(Source records)
"""

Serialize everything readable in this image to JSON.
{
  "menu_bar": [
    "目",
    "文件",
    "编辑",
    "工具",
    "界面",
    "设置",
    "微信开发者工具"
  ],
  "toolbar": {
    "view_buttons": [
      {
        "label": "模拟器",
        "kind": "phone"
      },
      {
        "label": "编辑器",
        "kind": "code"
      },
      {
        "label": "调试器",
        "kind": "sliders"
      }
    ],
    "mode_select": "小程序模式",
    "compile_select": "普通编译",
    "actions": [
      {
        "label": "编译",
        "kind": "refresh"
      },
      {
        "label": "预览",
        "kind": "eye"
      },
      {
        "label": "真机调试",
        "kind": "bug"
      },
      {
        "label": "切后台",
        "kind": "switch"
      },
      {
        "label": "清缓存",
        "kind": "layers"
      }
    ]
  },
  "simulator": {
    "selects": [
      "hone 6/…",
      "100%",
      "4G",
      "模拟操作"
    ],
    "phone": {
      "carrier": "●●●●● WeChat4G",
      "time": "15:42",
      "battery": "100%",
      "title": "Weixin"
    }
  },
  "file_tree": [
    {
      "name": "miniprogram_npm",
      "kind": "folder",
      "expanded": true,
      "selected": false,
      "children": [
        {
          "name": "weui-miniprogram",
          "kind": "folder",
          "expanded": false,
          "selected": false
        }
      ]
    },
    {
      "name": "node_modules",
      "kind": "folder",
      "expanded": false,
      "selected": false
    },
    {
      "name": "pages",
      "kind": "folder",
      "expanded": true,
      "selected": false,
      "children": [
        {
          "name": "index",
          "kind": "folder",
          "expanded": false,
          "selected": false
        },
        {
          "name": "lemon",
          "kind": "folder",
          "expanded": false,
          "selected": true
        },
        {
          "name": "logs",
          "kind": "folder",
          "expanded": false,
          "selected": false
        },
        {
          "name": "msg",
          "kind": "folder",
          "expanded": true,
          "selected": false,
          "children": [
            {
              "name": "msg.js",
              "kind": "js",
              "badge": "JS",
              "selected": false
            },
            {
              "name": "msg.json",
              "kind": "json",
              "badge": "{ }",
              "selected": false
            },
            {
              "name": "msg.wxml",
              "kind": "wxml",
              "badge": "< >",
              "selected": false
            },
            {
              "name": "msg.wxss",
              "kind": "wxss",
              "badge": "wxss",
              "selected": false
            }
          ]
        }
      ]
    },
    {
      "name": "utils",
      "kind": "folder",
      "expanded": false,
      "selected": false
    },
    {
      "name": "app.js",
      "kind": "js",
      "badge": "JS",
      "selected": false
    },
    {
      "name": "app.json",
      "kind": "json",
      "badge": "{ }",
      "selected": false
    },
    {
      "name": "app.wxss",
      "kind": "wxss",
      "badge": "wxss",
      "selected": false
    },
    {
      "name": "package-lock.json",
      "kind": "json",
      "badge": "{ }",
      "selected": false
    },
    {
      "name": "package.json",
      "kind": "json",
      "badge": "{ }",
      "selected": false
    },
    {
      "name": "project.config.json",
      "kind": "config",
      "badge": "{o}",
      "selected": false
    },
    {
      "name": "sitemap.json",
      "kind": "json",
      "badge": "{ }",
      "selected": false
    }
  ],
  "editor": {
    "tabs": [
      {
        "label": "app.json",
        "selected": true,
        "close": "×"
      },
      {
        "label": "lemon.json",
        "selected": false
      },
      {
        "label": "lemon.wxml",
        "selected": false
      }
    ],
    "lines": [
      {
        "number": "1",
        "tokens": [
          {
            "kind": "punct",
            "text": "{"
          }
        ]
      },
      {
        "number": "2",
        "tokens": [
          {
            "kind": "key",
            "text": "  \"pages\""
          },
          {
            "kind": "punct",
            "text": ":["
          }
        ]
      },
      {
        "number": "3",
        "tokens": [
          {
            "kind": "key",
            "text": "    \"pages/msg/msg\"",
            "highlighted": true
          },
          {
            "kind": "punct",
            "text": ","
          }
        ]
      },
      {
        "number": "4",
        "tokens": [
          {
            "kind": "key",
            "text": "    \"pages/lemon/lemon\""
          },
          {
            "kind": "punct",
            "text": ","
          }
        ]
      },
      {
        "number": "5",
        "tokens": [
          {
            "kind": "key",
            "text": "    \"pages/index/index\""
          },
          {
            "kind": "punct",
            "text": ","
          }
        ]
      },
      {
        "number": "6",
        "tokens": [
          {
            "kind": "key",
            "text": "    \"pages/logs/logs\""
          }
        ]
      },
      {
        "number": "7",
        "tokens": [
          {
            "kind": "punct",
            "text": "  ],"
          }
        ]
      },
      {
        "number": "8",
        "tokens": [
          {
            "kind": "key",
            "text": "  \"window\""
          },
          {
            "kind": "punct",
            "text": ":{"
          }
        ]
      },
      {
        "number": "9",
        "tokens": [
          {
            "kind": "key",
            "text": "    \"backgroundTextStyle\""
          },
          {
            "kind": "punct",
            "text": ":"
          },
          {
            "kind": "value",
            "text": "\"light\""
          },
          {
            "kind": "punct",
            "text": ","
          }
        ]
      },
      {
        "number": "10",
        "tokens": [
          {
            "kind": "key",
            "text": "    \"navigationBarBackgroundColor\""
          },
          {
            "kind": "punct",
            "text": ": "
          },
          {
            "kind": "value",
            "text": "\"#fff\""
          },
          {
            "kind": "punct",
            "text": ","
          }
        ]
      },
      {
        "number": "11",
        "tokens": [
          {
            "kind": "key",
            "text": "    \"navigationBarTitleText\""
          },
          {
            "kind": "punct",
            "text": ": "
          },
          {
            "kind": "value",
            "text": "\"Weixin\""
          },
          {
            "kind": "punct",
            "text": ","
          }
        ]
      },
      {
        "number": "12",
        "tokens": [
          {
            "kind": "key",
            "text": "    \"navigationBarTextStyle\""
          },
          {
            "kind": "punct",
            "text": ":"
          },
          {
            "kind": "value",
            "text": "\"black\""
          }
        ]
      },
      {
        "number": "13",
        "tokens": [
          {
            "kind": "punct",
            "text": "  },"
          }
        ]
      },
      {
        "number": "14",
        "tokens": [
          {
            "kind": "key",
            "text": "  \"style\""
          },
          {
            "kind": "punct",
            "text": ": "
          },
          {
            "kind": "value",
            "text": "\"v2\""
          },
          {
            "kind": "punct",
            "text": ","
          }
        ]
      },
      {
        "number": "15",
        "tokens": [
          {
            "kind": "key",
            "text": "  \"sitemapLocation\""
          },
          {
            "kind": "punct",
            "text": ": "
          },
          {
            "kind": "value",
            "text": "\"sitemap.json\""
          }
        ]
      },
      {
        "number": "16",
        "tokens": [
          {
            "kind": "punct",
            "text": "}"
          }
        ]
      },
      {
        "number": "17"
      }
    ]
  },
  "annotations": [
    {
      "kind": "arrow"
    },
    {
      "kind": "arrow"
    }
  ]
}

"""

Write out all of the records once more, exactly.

Reply =
Serialize everything readable in this image to JSON.
{
  "menu_bar": [
    "目",
    "文件",
    "编辑",
    "工具",
    "界面",
    "设置",
    "微信开发者工具"
  ],
  "toolbar": {
    "view_buttons": [
      {
        "label": "模拟器",
        "kind": "phone"
      },
      {
        "label": "编辑器",
        "kind": "code"
      },
      {
        "label": "调试器",
        "kind": "sliders"
      }
    ],
    "mode_select": "小程序模式",
    "compile_select": "普通编译",
    "actions": [
      {
        "label": "编译",
        "kind": "refresh"
      },
      {
        "label": "预览",
        "kind": "eye"
      },
      {
        "label": "真机调试",
        "kind": "bug"
      },
      {
        "label": "切后台",
        "kind": "switch"
      },
      {
        "label": "清缓存",
        "kind": "layers"
      }
    ]
  },
  "simulator": {
    "selects": [
      "hone 6/…",
      "100%",
      "4G",
      "模拟操作"
    ],
    "phone": {
      "carrier": "●●●●● WeChat4G",
      "time": "15:42",
      "battery": "100%",
      "title": "Weixin"
    }
  },
  "file_tree": [
    {
      "name": "miniprogram_npm",
      "kind": "folder",
      "expanded": true,
      "selected": false,
      "children": [
        {
          "name": "weui-miniprogram",
          "kind": "folder",
          "expanded": false,
          "selected": false
        }
      ]
    },
    {
      "name": "node_modules",
      "kind": "folder",
      "expanded": false,
      "selected": false
    },
    {
      "name": "pages",
      "kind": "folder",
      "expanded": true,
      "selected": false,
      "children": [
        {
          "name": "index",
          "kind": "folder",
          "expanded": false,
          "selected": false
        },
        {
          "name": "lemon",
          "kind": "folder",
          "expanded": false,
          "selected": true
        },
        {
          "name": "logs",
          "kind": "folder",
          "expanded": false,
          "selected": false
        },
        {
          "name": "msg",
          "kind": "folder",
          "expanded": true,
          "selected": false,
          "children": [
            {
              "name": "msg.js",
              "kind": "js",
              "badge": "JS",
              "selected": false
            },
            {
              "name": "msg.json",
              "kind": "json",
              "badge": "{ }",
              "selected": false
            },
            {
              "name": "msg.wxml",
              "kind": "wxml",
              "badge": "< >",
              "selected": false
            },
            {
              "name": "msg.wxss",
              "kind": "wxss",
              "badge": "wxss",
              "selected": false
            }
          ]
        }
      ]
    },
    {
      "name": "utils",
      "kind": "folder",
      "expanded": false,
      "selected": false
    },
    {
      "name": "app.js",
      "kind": "js",
      "badge": "JS",
      "selected": false
    },
    {
      "name": "app.json",
      "kind": "json",
      "badge": "{ }",
      "selected": false
    },
    {
      "name": "app.wxss",
      "kind": "wxss",
      "badge": "wxss",
      "selected": false
    },
    {
      "name": "package-lock.json",
      "kind": "json",
      "badge": "{ }",
      "selected": false
    },
    {
      "name": "package.json",
      "kind": "json",
      "badge": "{ }",
      "selected": false
    },
    {
      "name": "project.config.json",
      "kind": "config",
      "badge": "{o}",
      "selected": false
    },
    {
      "name": "sitemap.json",
      "kind": "json",
      "badge": "{ }",
      "selected": false
    }
  ],
  "editor": {
    "tabs": [
      {
        "label": "app.json",
        "selected": true,
        "close": "×"
      },
      {
        "label": "lemon.json",
        "selected": false
      },
      {
        "label": "lemon.wxml",
        "selected": false
      }
    ],
    "lines": [
      {
        "number": "1",
        "tokens": [
          {
            "kind": "punct",
            "text": "{"
          }
        ]
      },
      {
        "number": "2",
        "tokens": [
          {
            "kind": "key",
            "text": "  \"pages\""
          },
          {
            "kind": "punct",
            "text": ":["
          }
        ]
      },
      {
        "number": "3",
        "tokens": [
          {
            "kind": "key",
            "text": "    \"pages/msg/msg\"",
            "highlighted": true
          },
          {
            "kind": "punct",
            "text": ","
          }
        ]
      },
      {
        "number": "4",
        "tokens": [
          {
            "kind": "key",
            "text": "    \"pages/lemon/lemon\""
          },
          {
            "kind": "punct",
            "text": ","
          }
        ]
      },
      {
        "number": "5",
        "tokens": [
          {
            "kind": "key",
            "text": "    \"pages/index/index\""
          },
          {
            "kind": "punct",
            "text": ","
          }
        ]
      },
      {
        "number": "6",
        "tokens": [
          {
            "kind": "key",
            "text": "    \"pages/logs/logs\""
          }
        ]
      },
      {
        "number": "7",
        "tokens": [
          {
            "kind": "punct",
            "text": "  ],"
          }
        ]
      },
      {
        "number": "8",
        "tokens": [
          {
            "kind": "key",
            "text": "  \"window\""
          },
          {
            "kind": "punct",
            "text": ":{"
          }
        ]
      },
      {
        "number": "9",
        "tokens": [
          {
            "kind": "key",
            "text": "    \"backgroundTextStyle\""
          },
          {
            "kind": "punct",
            "text": ":"
          },
          {
            "kind": "value",
            "text": "\"light\""
          },
          {
            "kind": "punct",
            "text": ","
          }
        ]
      },
      {
        "number": "10",
        "tokens": [
          {
            "kind": "key",
            "text": "    \"navigationBarBackgroundColor\""
          },
          {
            "kind": "punct",
            "text": ": "
          },
          {
            "kind": "value",
            "text": "\"#fff\""
          },
          {
            "kind": "punct",
            "text": ","
          }
        ]
      },
      {
        "number": "11",
        "tokens": [
          {
            "kind": "key",
            "text": "    \"navigationBarTitleText\""
          },
          {
            "kind": "punct",
            "text": ": "
          },
          {
            "kind": "value",
            "text": "\"Weixin\""
          },
          {
            "kind": "punct",
            "text": ","
          }
        ]
      },
      {
        "number": "12",
        "tokens": [
          {
            "kind": "key",
            "text": "    \"navigationBarTextStyle\""
          },
          {
            "kind": "punct",
            "text": ":"
          },
          {
            "kind": "value",
            "text": "\"black\""
          }
        ]
      },
      {
        "number": "13",
        "tokens": [
          {
            "kind": "punct",
            "text": "  },"
          }
        ]
      },
      {
        "number": "14",
        "tokens": [
          {
            "kind": "key",
            "text": "  \"style\""
          },
          {
            "kind": "punct",
            "text": ": "
          },
          {
            "kind": "value",
            "text": "\"v2\""
          },
          {
            "kind": "punct",
            "text": ","
          }
        ]
      },
      {
        "number": "15",
        "tokens": [
          {
            "kind": "key",
            "text": "  \"sitemapLocation\""
          },
          {
            "kind": "punct",
            "text": ": "
          },
          {
            "kind": "value",
            "text": "\"sitemap.json\""
          }
        ]
      },
      {
        "number": "16",
        "tokens": [
          {
            "kind": "punct",
            "text": "}"
          }
        ]
      },
      {
        "number": "17"
      }
    ]
  },
  "annotations": [
    {
      "kind": "arrow"
    },
    {
      "kind": "arrow"
    }
  ]
}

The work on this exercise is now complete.